- WORK TO BE COMPLETED -
Make an exact copy of the records, omitting all images.

- GIVEN DATA -
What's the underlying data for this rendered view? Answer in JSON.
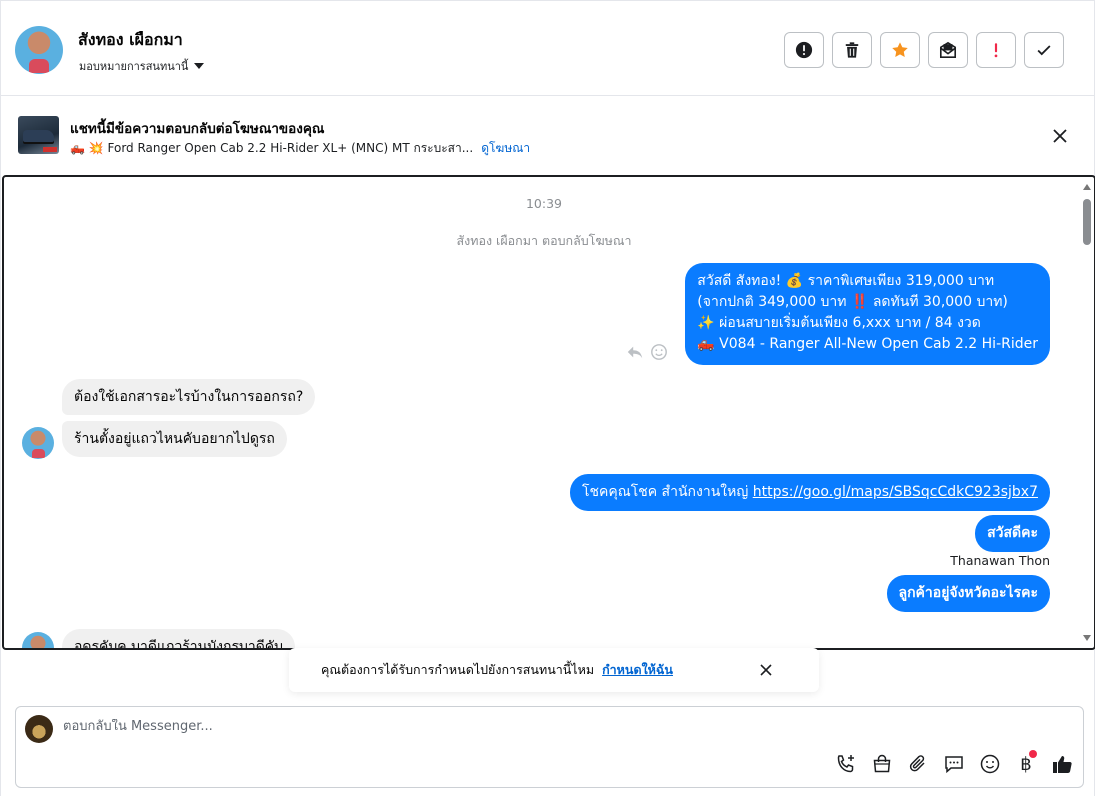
{
  "header": {
    "contact_name": "สังทอง เผือกมา",
    "assign_label": "มอบหมายการสนทนานี้",
    "actions": [
      "warning-icon",
      "trash-icon",
      "star-icon",
      "mark-unread-icon",
      "spam-icon",
      "done-icon"
    ]
  },
  "ad": {
    "title": "แชทนี้มีข้อความตอบกลับต่อโฆษณาของคุณ",
    "subtitle": "🛻 💥 Ford Ranger Open Cab 2.2 Hi-Rider XL+ (MNC) MT กระบะสา...",
    "link": "ดูโฆษณา"
  },
  "chat": {
    "timestamp": "10:39",
    "system_note": "สังทอง เผือกมา ตอบกลับโฆษณา",
    "messages": [
      {
        "direction": "out",
        "lines": [
          "สวัสดี สังทอง! 💰 ราคาพิเศษเพียง 319,000 บาท",
          "(จากปกติ 349,000 บาท ‼️ ลดทันที 30,000 บาท)",
          "✨ ผ่อนสบายเริ่มต้นเพียง 6,xxx บาท / 84 งวด",
          "🛻 V084 - Ranger All-New Open Cab 2.2 Hi-Rider"
        ]
      },
      {
        "direction": "in",
        "text": "ต้องใช้เอกสารอะไรบ้างในการออกรถ?"
      },
      {
        "direction": "in",
        "text": "ร้านตั้งอยู่แถวไหนคับอยากไปดูรถ"
      },
      {
        "direction": "out",
        "text": "โชคคุณโชค สำนักงานใหญ่ ",
        "link": "https://goo.gl/maps/SBSqcCdkC923sjbx7"
      },
      {
        "direction": "out",
        "text": "สวัสดีคะ"
      },
      {
        "direction": "out",
        "text": "ลูกค้าอยู่จังหวัดอะไรคะ",
        "sender": "Thanawan Thon"
      },
      {
        "direction": "in",
        "text": "อดรคับค บาดีแถวร้านบังกรบาดีคับ"
      }
    ]
  },
  "toast": {
    "text": "คุณต้องการได้รับการกำหนดไปยังการสนทนานี้ไหม",
    "link": "กำหนดให้ฉัน"
  },
  "composer": {
    "placeholder": "ตอบกลับใน Messenger...",
    "tools": [
      "call-add-icon",
      "shop-bag-icon",
      "attach-icon",
      "saved-reply-icon",
      "emoji-icon",
      "baht-icon",
      "like-icon"
    ],
    "baht_symbol": "฿"
  },
  "colors": {
    "accent": "#0a7cff",
    "star": "#f7931e",
    "spam": "#f02849",
    "link": "#0064d1"
  }
}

- ANSWER BOX -
What's the underlying data for this rendered view? Answer in JSON.
{
  "header": {
    "contact_name": "สังทอง เผือกมา",
    "assign_label": "มอบหมายการสนทนานี้",
    "actions": [
      "warning-icon",
      "trash-icon",
      "star-icon",
      "mark-unread-icon",
      "spam-icon",
      "done-icon"
    ]
  },
  "ad": {
    "title": "แชทนี้มีข้อความตอบกลับต่อโฆษณาของคุณ",
    "subtitle": "🛻 💥 Ford Ranger Open Cab 2.2 Hi-Rider XL+ (MNC) MT กระบะสา...",
    "link": "ดูโฆษณา"
  },
  "chat": {
    "timestamp": "10:39",
    "system_note": "สังทอง เผือกมา ตอบกลับโฆษณา",
    "messages": [
      {
        "direction": "out",
        "lines": [
          "สวัสดี สังทอง! 💰 ราคาพิเศษเพียง 319,000 บาท",
          "(จากปกติ 349,000 บาท ‼️ ลดทันที 30,000 บาท)",
          "✨ ผ่อนสบายเริ่มต้นเพียง 6,xxx บาท / 84 งวด",
          "🛻 V084 - Ranger All-New Open Cab 2.2 Hi-Rider"
        ]
      },
      {
        "direction": "in",
        "text": "ต้องใช้เอกสารอะไรบ้างในการออกรถ?"
      },
      {
        "direction": "in",
        "text": "ร้านตั้งอยู่แถวไหนคับอยากไปดูรถ"
      },
      {
        "direction": "out",
        "text": "โชคคุณโชค สำนักงานใหญ่ ",
        "link": "https://goo.gl/maps/SBSqcCdkC923sjbx7"
      },
      {
        "direction": "out",
        "text": "สวัสดีคะ"
      },
      {
        "direction": "out",
        "text": "ลูกค้าอยู่จังหวัดอะไรคะ",
        "sender": "Thanawan Thon"
      },
      {
        "direction": "in",
        "text": "อดรคับค บาดีแถวร้านบังกรบาดีคับ"
      }
    ]
  },
  "toast": {
    "text": "คุณต้องการได้รับการกำหนดไปยังการสนทนานี้ไหม",
    "link": "กำหนดให้ฉัน"
  },
  "composer": {
    "placeholder": "ตอบกลับใน Messenger...",
    "tools": [
      "call-add-icon",
      "shop-bag-icon",
      "attach-icon",
      "saved-reply-icon",
      "emoji-icon",
      "baht-icon",
      "like-icon"
    ],
    "baht_symbol": "฿"
  },
  "colors": {
    "accent": "#0a7cff",
    "star": "#f7931e",
    "spam": "#f02849",
    "link": "#0064d1"
  }
}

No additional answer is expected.